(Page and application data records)
____________

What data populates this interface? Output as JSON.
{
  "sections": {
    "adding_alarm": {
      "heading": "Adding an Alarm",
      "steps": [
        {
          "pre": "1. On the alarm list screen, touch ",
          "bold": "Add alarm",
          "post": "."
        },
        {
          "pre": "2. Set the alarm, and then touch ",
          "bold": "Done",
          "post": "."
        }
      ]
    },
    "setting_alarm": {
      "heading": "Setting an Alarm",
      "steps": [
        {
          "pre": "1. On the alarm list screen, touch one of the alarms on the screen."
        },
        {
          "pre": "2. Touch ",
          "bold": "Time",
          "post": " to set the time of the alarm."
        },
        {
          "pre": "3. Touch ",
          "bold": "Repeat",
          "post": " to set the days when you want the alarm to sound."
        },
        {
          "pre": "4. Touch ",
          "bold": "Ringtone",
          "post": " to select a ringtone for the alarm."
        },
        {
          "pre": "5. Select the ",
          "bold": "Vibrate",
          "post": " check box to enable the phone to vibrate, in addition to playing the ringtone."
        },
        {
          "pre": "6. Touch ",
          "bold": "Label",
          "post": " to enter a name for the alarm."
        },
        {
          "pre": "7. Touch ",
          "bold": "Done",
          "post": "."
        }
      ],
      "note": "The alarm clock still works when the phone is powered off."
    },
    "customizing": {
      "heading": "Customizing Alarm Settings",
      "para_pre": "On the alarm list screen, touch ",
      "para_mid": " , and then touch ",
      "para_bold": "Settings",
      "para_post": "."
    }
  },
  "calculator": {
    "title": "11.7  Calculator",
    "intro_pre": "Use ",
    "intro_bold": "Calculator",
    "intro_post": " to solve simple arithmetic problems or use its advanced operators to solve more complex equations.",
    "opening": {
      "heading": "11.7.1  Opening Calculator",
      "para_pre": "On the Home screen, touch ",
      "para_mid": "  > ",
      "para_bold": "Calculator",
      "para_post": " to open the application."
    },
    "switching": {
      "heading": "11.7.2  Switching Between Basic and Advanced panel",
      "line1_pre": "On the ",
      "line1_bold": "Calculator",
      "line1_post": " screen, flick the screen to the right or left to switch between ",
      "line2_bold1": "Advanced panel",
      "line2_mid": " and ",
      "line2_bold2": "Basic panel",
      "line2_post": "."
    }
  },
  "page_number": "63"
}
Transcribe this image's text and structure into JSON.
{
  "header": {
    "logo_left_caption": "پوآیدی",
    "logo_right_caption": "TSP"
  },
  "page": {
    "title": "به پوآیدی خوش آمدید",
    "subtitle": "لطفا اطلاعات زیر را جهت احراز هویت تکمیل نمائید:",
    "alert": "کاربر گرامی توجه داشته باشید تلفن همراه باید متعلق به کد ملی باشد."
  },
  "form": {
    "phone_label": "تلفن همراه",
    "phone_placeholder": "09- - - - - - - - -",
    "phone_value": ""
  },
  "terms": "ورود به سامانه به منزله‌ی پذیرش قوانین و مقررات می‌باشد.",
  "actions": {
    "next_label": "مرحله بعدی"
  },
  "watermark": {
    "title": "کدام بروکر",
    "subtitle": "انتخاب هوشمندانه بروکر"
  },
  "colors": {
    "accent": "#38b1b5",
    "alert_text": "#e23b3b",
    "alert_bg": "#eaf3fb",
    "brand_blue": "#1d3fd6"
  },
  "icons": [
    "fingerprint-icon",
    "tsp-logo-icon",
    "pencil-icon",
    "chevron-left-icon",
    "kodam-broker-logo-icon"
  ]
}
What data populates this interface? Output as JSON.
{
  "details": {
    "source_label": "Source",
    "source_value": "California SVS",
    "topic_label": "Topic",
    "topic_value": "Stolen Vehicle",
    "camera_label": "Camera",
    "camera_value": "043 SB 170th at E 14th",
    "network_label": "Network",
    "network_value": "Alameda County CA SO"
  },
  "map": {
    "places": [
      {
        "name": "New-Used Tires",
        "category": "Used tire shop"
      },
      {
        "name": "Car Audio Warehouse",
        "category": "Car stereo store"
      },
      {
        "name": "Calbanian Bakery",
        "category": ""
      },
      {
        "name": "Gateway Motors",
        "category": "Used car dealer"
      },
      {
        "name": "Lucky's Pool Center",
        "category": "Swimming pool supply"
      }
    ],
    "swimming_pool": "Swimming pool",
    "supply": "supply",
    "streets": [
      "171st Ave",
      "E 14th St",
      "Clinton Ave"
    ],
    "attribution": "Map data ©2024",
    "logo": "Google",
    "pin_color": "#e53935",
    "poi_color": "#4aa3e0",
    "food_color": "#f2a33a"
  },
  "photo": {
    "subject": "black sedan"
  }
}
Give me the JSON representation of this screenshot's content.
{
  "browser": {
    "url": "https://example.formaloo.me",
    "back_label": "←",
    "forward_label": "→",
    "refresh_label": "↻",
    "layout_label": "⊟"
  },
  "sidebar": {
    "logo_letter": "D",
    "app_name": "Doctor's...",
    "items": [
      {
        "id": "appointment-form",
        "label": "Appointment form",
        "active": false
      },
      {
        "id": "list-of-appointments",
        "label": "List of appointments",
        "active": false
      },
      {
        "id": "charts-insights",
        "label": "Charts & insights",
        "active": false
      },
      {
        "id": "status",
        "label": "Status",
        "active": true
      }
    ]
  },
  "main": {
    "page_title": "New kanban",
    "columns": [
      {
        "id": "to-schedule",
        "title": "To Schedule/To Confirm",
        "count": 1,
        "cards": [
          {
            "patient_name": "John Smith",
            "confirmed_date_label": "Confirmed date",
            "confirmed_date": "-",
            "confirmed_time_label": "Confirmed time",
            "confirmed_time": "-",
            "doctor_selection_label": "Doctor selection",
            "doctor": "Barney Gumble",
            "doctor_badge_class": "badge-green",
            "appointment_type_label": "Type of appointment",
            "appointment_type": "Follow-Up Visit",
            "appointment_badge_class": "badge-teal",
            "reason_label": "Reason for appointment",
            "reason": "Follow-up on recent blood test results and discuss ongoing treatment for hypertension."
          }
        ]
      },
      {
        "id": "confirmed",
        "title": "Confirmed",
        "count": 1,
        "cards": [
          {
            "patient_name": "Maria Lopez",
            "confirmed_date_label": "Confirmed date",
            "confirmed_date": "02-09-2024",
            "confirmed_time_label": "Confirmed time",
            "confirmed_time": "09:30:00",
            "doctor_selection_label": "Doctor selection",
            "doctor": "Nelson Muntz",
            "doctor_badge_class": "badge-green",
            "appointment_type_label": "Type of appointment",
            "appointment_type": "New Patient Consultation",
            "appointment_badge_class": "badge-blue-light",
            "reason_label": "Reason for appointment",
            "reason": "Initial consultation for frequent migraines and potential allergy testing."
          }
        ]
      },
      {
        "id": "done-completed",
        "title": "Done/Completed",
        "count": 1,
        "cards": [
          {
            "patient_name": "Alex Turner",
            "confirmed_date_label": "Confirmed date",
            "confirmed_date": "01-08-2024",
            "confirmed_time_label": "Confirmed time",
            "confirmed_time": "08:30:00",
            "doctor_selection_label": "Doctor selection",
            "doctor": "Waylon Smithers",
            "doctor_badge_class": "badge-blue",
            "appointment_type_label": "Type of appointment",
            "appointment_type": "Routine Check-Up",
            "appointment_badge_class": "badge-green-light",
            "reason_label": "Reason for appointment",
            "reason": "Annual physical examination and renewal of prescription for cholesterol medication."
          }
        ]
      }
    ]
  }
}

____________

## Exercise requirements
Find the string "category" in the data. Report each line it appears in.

## Finished task
        "category": "Used tire shop"
        "category": "Car stereo store"
        "category": ""
        "category": "Used car dealer"
        "category": "Swimming pool supply"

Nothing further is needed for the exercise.